At the Forefront of ADC Manufacturing

Feb. 19, 2019
ADC BIO’s innovative technology is helping to usher in oncology’s new age of therapeutic agents

The predictions vary for exactly how much the market for antibody drug conjugates (ADCs) will take off in the coming years, but one factor is the same for analysts — growth will be in the billions.

The allure of ADCs — especially in oncology — is apparent. Because the technology combines a selective monoclonal antibody (mAb) with a potent cytotoxic agent (stronger versions than those used in traditional chemotherapy) to attack diseased cells while avoiding healthy ones, ADCs offer a more efficient way to utilize therapeutic agents.

Yet, to date, only four ADCs have been approved by the U.S. FDA. And growth in the market has been stymied by fragmented supply chains, high costs and low efficiency associated with manufacturing. But this is where UK-based ADC BIO comes in.

Founded in 2010, ADC BIO is one of the few CMOs that specializes on ADCs. The company isn’t just focused on tapping into the increasingly lucrative market for ADCs — they’ve also solved one of the market’s major challenges by using patented technology to create a more integrated manufacturing approach.

“One very clear message from our client base is that the supply chain for ADCs is too fragmented,” Charles Johnson, ADC BIO’s CEO, says. “You’ve effectively got three main buckets of production … done by different companies. What the industry would like to do is consolidate and move to fewer vendors in a more integrated supply chain.”

To achieve more parts of the manufacturing process under one roof, ADC BIO has patented a technology that undertakes bioconjugation after both the mAb and cytotoxic have been produced. The innovative approach moves conjugation upstream into the antibody manufacturing process, combining conjugation and antibody purification.

According to Johnson, this method — which moves two of the three parts of the process into one step — saves several months of manufacturing time and decreases the overall costs significantly.

The company’s groundbreaking production technique — yet to be formally named — would also remove the need for Protein A resins, instead replacing them with capture resins that are at the heart of the company’s core “Lock-Release” technology.

According to the company, their Lock-Release platform, “streamlines bioconjugation into four simple steps. Lock the mAb to a resin, perform the conjugation, wash the locked ADC free of residuals and then release the purified ADC. Originally developed to limit ADC aggregation and improve residual clearance when starting with purified mAbs — problems common with the emerging payload-linker classes — this technology has been a huge step forward for the industry.”

The company says the Lock-Release technology allows ADCs to be delivered to cancer cells with “unrivaled precision” and fewer side effects than traditional treatments.

So far, sales at ADC BIO have been solely generated by their technical services department, which works with drug developers on next-generation ADCs and biomolecule conjugates.

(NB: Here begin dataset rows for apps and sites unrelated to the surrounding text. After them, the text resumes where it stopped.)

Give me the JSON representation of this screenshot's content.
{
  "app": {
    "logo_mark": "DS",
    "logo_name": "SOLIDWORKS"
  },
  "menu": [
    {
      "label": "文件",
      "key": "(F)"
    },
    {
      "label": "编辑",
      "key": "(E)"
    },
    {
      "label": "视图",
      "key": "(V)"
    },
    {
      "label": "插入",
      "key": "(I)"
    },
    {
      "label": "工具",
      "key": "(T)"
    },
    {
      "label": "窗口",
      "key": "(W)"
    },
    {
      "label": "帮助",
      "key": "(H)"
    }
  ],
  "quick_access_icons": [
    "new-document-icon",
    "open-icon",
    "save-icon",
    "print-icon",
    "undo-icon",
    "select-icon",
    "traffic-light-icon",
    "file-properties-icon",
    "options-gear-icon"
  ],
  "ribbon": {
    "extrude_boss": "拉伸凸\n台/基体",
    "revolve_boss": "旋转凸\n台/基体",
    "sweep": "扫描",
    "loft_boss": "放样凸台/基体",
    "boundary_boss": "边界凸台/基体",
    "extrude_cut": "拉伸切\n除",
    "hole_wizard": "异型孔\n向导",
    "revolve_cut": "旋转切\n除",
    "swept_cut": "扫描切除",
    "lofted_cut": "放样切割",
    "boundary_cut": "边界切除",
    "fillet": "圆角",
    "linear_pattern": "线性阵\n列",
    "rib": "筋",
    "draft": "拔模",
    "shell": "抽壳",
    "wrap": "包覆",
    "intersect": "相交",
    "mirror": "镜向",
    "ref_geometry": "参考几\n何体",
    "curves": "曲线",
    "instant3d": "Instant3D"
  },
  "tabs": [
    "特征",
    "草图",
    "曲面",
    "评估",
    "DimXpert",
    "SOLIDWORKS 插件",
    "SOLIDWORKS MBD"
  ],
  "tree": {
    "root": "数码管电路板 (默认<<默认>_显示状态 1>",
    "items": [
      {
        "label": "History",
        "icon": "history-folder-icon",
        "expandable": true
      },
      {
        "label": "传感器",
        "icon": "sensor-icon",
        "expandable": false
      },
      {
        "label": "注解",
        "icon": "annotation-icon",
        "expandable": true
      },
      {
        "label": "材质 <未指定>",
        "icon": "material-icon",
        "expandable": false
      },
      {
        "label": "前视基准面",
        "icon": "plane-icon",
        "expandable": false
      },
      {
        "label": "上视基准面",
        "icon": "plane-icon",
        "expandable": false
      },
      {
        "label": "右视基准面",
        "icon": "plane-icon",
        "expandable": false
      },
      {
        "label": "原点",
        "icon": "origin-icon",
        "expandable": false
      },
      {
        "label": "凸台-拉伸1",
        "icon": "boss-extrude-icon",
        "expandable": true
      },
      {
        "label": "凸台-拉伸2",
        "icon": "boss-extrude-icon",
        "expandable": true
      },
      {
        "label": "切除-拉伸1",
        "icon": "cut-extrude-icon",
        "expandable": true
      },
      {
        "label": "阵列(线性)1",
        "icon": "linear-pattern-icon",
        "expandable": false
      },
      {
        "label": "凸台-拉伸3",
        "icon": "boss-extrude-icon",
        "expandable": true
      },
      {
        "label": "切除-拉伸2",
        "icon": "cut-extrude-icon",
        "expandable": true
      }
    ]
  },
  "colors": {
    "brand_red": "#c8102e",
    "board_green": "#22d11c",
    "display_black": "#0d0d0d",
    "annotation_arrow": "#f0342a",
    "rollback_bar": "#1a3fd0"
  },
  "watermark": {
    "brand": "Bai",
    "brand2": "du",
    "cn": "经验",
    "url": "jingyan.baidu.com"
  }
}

But, ADC BIO is currently in the process of transitioning from R&D to mainstream manufacturing. In 2017, the company put together a $11 million funding package to transform a pharmaceutical warehouse in north Wales into a manufacturing space. Johnson says that regulatory inspections on the facility, including the UK’s Medicines and Healthcare Products Regulatory Agency, will be completed in the first half of 2019, with production following in the second half of the year.

Going forward, Johnson says the company is also working with their existing design and build partner, who is a specialist in cleanroom technology, to conceptualize a formulation and filling operation that will be built under the same roof as its GMP conjugation infrastructure. ADC BIO will specifically be looking at liquid aseptic filling technology and plans to “future-proof” the design so that it can offer lyophilization services down the road.

Although the oncology market is set to continue as the main area of focus for ADC BIO, there is a lot of promise for this kind of treatment in other therapeutic areas such as inflammation, rheumatoid arthritis, anti-virals and more. And as the market expands, ADC BIO plans to stay at the forefront with its innovative approach to manufacturing.

“We certainly foresee a paradigm shift in how ADCs will be made in the next decade,” Johnson says. “It’s going to be a more elegant and integrated approach. That’s what’s really unique about what we are proposing to do.”

About the Author

Meagan Parrish | Senior Editor